Over the next couple of weeks, it was widely reported that the company was facing liquidity issues, and by July 5, Voyager had filed for bankruptcy.
TechCrunch — “The collapse of ETH is inevitable”
Next in line is a tweet dating back to 2018 from fintech news outlet TechCrunch that reads: “The collapse of ETH is inevitable.”
The tweet is accompanied by an extremely bearish article in which the author, Jeremy Rubin, predicts that “ETH — the asset, not the Ethereum Network itself — will go to zero.”
Rubin, who disclosed at the end of the article that he was a Bitcoin (BTC) and Litecoin (LTC) hodler at the time, bizarrely suggests that if the Ethereum network completes everything on its roadmap, no one will have any use for the asset.
At the time of writing, however, Ether (ETH) sits at $1,196 and presents a host of reasons for people to want to hold it: staking rewards, borrowing, lending and deflationary tokenomics.
Additionally, it also serves utility purposes, such as pushing through transactions on the largest smart contract network on the market.
Avraham Eisenberg — “What are you gonna do, arrest me?”
Avraham Eisenberg, the crypto trader behind the $110-million exploit of decentralized exchange Mango Markets, makes the list due to a tweet from October that looks terrible in current circumstances.
The tweet itself revolves around a rather harmless back-and-forth regarding Eisenberg’s incorrect use of the @inversebrah tag, with Sheik Swampert noting, “You don’t call inversebrah on yourself dude.”
In response, Eisenberg said, “What are you gonna do, arrest me?”
As of this week, Eisenberg has actually been arrested and is facing market manipulation charges over the Mango Markets exploit, which he had consistently maintained was “a highly profitable trading strategy” facilitated via “legal open market actions.”
As such, this tweet has fast become a popular meme that will most likely live on for a long time in Crypto Twitter folklore.
Fortune — SBF, the “next Warren Buffet”
American business magazine Fortune has also got itself on this list for speaking in glowing terms of SBF back in August.
In a Twitter thread, the publication labeled him the “de facto leader of the crypto community” before suggesting that he was the “next Warren Buffet, Crypto’s white knight” and “Prince of risk.”
Kevin O’Leary — “I’m going to use FTX to increase my allocation”
Shark Tank’s Kevin O’Leary, also known as Mr. Wonderful, makes the list for his backing of FTX and its former CEO, Sam Bankman-Fried.
O’Leary’s now-deleted tweet came on Aug. 10, 2021, after he signed a deal to become an FTX spokesperson. In the tweet, he emphasized:
“Finally solved my compliance problems with #cryptocurrencies I’m going to use FTX to increase my allocation and use the platform to manage my portfolios.”
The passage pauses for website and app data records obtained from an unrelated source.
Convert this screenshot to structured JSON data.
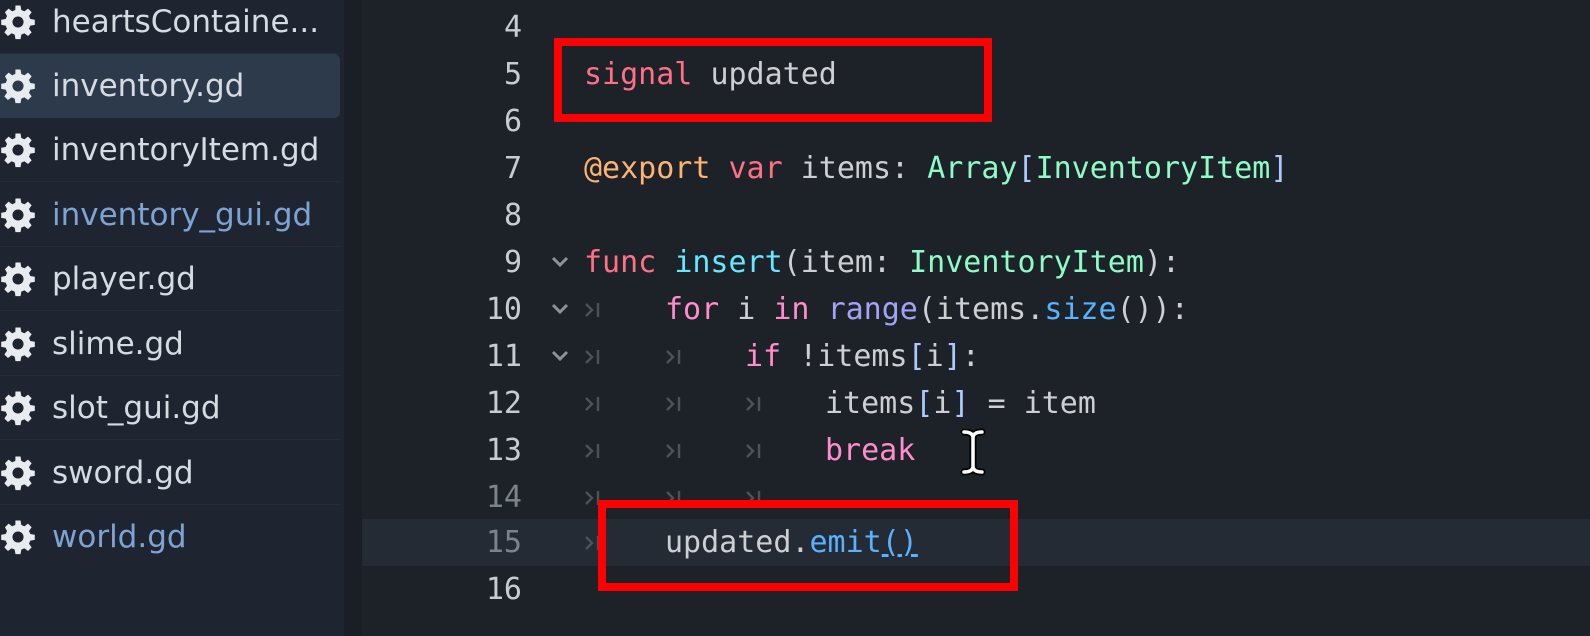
{
  "sidebar": {
    "files": [
      {
        "name": "heartsContaine...",
        "selected": false,
        "color": "#d6dbe3"
      },
      {
        "name": "inventory.gd",
        "selected": true,
        "color": "#d6dbe3"
      },
      {
        "name": "inventoryItem.gd",
        "selected": false,
        "color": "#d6dbe3"
      },
      {
        "name": "inventory_gui.gd",
        "selected": false,
        "color": "#7ca3d4"
      },
      {
        "name": "player.gd",
        "selected": false,
        "color": "#d6dbe3"
      },
      {
        "name": "slime.gd",
        "selected": false,
        "color": "#d6dbe3"
      },
      {
        "name": "slot_gui.gd",
        "selected": false,
        "color": "#d6dbe3"
      },
      {
        "name": "sword.gd",
        "selected": false,
        "color": "#d6dbe3"
      },
      {
        "name": "world.gd",
        "selected": false,
        "color": "#7ca3d4"
      }
    ],
    "file_icon": "gear-icon"
  },
  "editor": {
    "lines": [
      {
        "number": "4"
      },
      {
        "number": "5",
        "tokens": [
          "signal",
          "updated"
        ]
      },
      {
        "number": "6"
      },
      {
        "number": "7",
        "tokens": [
          "@export",
          "var",
          "items:",
          "Array",
          "[",
          "InventoryItem",
          "]"
        ]
      },
      {
        "number": "8"
      },
      {
        "number": "9",
        "tokens": [
          "func",
          "insert",
          "(item:",
          "InventoryItem",
          "):"
        ]
      },
      {
        "number": "10",
        "tokens": [
          "for",
          "i",
          "in",
          "range",
          "(items.",
          "size",
          "()):"
        ]
      },
      {
        "number": "11",
        "tokens": [
          "if",
          "!items",
          "[",
          "i",
          "]",
          ":"
        ]
      },
      {
        "number": "12",
        "tokens": [
          "items",
          "[",
          "i",
          "]",
          "=",
          "item"
        ]
      },
      {
        "number": "13",
        "tokens": [
          "break"
        ]
      },
      {
        "number": "14"
      },
      {
        "number": "15",
        "tokens": [
          "updated.",
          "emit",
          "()"
        ],
        "current": true
      },
      {
        "number": "16"
      }
    ],
    "highlight_color": "#ff0000",
    "colors": {
      "background": "#1d2229",
      "keyword": "#ff7085",
      "control_keyword": "#ff8ccc",
      "annotation": "#ffb373",
      "type": "#8ffcc5",
      "function": "#66e6ff",
      "member_call": "#57b3ff",
      "builtin": "#a3a3f5"
    }
  }
}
Unfortunately for O’Leary, FTX was anything but compliant, and the millionaire said he has likely lost the entire $15 million he was paid to be FTX’s spokesperson after taxes, agent fees and all the crypto he kept on the exchange was lost after the firm’s bankruptcy.